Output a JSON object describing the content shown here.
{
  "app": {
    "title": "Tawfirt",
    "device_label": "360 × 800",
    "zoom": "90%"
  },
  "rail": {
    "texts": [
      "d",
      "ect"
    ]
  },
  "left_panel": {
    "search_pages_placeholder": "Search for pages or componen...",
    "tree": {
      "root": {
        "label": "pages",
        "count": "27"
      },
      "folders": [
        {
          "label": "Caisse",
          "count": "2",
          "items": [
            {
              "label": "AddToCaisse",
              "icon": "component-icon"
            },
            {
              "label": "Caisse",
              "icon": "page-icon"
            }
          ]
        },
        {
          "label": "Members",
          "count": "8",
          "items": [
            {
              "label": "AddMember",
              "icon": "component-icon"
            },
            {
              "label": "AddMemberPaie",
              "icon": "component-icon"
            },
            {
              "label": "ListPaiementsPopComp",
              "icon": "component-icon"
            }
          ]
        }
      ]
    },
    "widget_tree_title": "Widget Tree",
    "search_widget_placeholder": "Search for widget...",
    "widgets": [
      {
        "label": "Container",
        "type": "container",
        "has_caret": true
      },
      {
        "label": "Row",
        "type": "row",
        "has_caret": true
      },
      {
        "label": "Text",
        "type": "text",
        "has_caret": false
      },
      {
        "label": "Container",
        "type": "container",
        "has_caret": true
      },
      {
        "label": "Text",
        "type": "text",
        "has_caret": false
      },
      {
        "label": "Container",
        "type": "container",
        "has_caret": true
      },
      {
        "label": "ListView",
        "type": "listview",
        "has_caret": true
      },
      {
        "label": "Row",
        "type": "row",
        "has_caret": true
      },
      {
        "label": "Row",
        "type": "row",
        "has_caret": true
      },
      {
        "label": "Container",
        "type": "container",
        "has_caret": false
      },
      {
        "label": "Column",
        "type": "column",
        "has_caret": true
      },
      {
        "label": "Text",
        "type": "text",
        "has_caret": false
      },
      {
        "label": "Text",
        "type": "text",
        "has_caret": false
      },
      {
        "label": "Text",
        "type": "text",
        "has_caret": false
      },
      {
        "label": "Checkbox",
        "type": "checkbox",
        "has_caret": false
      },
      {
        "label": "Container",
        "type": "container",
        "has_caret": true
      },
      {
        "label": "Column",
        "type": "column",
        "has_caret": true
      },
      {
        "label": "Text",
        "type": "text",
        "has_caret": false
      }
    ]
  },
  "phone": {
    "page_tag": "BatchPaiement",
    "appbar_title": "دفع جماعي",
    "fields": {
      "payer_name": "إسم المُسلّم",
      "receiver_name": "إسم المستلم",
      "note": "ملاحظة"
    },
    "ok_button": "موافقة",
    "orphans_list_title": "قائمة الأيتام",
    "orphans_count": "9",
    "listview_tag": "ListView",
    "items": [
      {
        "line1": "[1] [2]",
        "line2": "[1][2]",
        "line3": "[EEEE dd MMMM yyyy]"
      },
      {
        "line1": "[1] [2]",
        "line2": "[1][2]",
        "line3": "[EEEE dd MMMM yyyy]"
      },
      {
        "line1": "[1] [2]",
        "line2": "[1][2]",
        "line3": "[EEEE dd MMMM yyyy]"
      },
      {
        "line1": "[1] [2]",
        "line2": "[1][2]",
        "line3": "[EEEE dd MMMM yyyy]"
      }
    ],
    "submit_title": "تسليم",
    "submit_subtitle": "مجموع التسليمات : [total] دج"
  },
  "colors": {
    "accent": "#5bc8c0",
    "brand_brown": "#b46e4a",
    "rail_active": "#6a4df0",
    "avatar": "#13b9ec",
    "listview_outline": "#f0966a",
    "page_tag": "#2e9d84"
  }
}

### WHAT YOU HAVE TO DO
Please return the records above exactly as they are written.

### RESULT OF THIS TASK
Output a JSON object describing the content shown here.
{
  "app": {
    "title": "Tawfirt",
    "device_label": "360 × 800",
    "zoom": "90%"
  },
  "rail": {
    "texts": [
      "d",
      "ect"
    ]
  },
  "left_panel": {
    "search_pages_placeholder": "Search for pages or componen...",
    "tree": {
      "root": {
        "label": "pages",
        "count": "27"
      },
      "folders": [
        {
          "label": "Caisse",
          "count": "2",
          "items": [
            {
              "label": "AddToCaisse",
              "icon": "component-icon"
            },
            {
              "label": "Caisse",
              "icon": "page-icon"
            }
          ]
        },
        {
          "label": "Members",
          "count": "8",
          "items": [
            {
              "label": "AddMember",
              "icon": "component-icon"
            },
            {
              "label": "AddMemberPaie",
              "icon": "component-icon"
            },
            {
              "label": "ListPaiementsPopComp",
              "icon": "component-icon"
            }
          ]
        }
      ]
    },
    "widget_tree_title": "Widget Tree",
    "search_widget_placeholder": "Search for widget...",
    "widgets": [
      {
        "label": "Container",
        "type": "container",
        "has_caret": true
      },
      {
        "label": "Row",
        "type": "row",
        "has_caret": true
      },
      {
        "label": "Text",
        "type": "text",
        "has_caret": false
      },
      {
        "label": "Container",
        "type": "container",
        "has_caret": true
      },
      {
        "label": "Text",
        "type": "text",
        "has_caret": false
      },
      {
        "label": "Container",
        "type": "container",
        "has_caret": true
      },
      {
        "label": "ListView",
        "type": "listview",
        "has_caret": true
      },
      {
        "label": "Row",
        "type": "row",
        "has_caret": true
      },
      {
        "label": "Row",
        "type": "row",
        "has_caret": true
      },
      {
        "label": "Container",
        "type": "container",
        "has_caret": false
      },
      {
        "label": "Column",
        "type": "column",
        "has_caret": true
      },
      {
        "label": "Text",
        "type": "text",
        "has_caret": false
      },
      {
        "label": "Text",
        "type": "text",
        "has_caret": false
      },
      {
        "label": "Text",
        "type": "text",
        "has_caret": false
      },
      {
        "label": "Checkbox",
        "type": "checkbox",
        "has_caret": false
      },
      {
        "label": "Container",
        "type": "container",
        "has_caret": true
      },
      {
        "label": "Column",
        "type": "column",
        "has_caret": true
      },
      {
        "label": "Text",
        "type": "text",
        "has_caret": false
      }
    ]
  },
  "phone": {
    "page_tag": "BatchPaiement",
    "appbar_title": "دفع جماعي",
    "fields": {
      "payer_name": "إسم المُسلّم",
      "receiver_name": "إسم المستلم",
      "note": "ملاحظة"
    },
    "ok_button": "موافقة",
    "orphans_list_title": "قائمة الأيتام",
    "orphans_count": "9",
    "listview_tag": "ListView",
    "items": [
      {
        "line1": "[1] [2]",
        "line2": "[1][2]",
        "line3": "[EEEE dd MMMM yyyy]"
      },
      {
        "line1": "[1] [2]",
        "line2": "[1][2]",
        "line3": "[EEEE dd MMMM yyyy]"
      },
      {
        "line1": "[1] [2]",
        "line2": "[1][2]",
        "line3": "[EEEE dd MMMM yyyy]"
      },
      {
        "line1": "[1] [2]",
        "line2": "[1][2]",
        "line3": "[EEEE dd MMMM yyyy]"
      }
    ],
    "submit_title": "تسليم",
    "submit_subtitle": "مجموع التسليمات : [total] دج"
  },
  "colors": {
    "accent": "#5bc8c0",
    "brand_brown": "#b46e4a",
    "rail_active": "#6a4df0",
    "avatar": "#13b9ec",
    "listview_outline": "#f0966a",
    "page_tag": "#2e9d84"
  }
}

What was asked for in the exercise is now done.